• _EXERCISE DETAILS_: Repeat the records. Match each character exactly.

• _THE INPUT_:
****

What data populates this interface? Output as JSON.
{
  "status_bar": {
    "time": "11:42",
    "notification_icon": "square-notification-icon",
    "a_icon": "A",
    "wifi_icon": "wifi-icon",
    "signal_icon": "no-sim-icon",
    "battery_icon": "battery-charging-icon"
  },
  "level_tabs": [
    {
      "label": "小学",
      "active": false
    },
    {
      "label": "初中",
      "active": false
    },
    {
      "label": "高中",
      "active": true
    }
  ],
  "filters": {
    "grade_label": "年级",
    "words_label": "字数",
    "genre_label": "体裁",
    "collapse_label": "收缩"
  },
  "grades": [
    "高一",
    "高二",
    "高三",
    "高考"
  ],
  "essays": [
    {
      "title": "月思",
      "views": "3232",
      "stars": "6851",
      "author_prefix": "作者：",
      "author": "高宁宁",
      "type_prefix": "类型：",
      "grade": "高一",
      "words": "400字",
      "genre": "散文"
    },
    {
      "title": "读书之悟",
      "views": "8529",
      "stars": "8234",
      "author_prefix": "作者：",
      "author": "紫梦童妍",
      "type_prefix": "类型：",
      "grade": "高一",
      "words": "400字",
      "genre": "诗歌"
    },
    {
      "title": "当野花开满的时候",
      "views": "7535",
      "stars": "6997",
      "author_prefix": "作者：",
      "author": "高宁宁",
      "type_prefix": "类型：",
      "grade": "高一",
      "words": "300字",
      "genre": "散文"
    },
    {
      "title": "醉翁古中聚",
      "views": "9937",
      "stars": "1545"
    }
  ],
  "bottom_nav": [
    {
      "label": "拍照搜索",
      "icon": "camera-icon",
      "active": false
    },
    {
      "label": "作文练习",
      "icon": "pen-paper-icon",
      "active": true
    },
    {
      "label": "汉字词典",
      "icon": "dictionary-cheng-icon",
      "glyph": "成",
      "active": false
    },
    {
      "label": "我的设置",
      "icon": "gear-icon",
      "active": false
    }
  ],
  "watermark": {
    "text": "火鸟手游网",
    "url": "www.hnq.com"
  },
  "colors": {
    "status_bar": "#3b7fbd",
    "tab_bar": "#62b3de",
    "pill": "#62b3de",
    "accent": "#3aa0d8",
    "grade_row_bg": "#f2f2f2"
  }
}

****

• _RESPONSE AREA_:
What data populates this interface? Output as JSON.
{
  "status_bar": {
    "time": "11:42",
    "notification_icon": "square-notification-icon",
    "a_icon": "A",
    "wifi_icon": "wifi-icon",
    "signal_icon": "no-sim-icon",
    "battery_icon": "battery-charging-icon"
  },
  "level_tabs": [
    {
      "label": "小学",
      "active": false
    },
    {
      "label": "初中",
      "active": false
    },
    {
      "label": "高中",
      "active": true
    }
  ],
  "filters": {
    "grade_label": "年级",
    "words_label": "字数",
    "genre_label": "体裁",
    "collapse_label": "收缩"
  },
  "grades": [
    "高一",
    "高二",
    "高三",
    "高考"
  ],
  "essays": [
    {
      "title": "月思",
      "views": "3232",
      "stars": "6851",
      "author_prefix": "作者：",
      "author": "高宁宁",
      "type_prefix": "类型：",
      "grade": "高一",
      "words": "400字",
      "genre": "散文"
    },
    {
      "title": "读书之悟",
      "views": "8529",
      "stars": "8234",
      "author_prefix": "作者：",
      "author": "紫梦童妍",
      "type_prefix": "类型：",
      "grade": "高一",
      "words": "400字",
      "genre": "诗歌"
    },
    {
      "title": "当野花开满的时候",
      "views": "7535",
      "stars": "6997",
      "author_prefix": "作者：",
      "author": "高宁宁",
      "type_prefix": "类型：",
      "grade": "高一",
      "words": "300字",
      "genre": "散文"
    },
    {
      "title": "醉翁古中聚",
      "views": "9937",
      "stars": "1545"
    }
  ],
  "bottom_nav": [
    {
      "label": "拍照搜索",
      "icon": "camera-icon",
      "active": false
    },
    {
      "label": "作文练习",
      "icon": "pen-paper-icon",
      "active": true
    },
    {
      "label": "汉字词典",
      "icon": "dictionary-cheng-icon",
      "glyph": "成",
      "active": false
    },
    {
      "label": "我的设置",
      "icon": "gear-icon",
      "active": false
    }
  ],
  "watermark": {
    "text": "火鸟手游网",
    "url": "www.hnq.com"
  },
  "colors": {
    "status_bar": "#3b7fbd",
    "tab_bar": "#62b3de",
    "pill": "#62b3de",
    "accent": "#3aa0d8",
    "grade_row_bg": "#f2f2f2"
  }
}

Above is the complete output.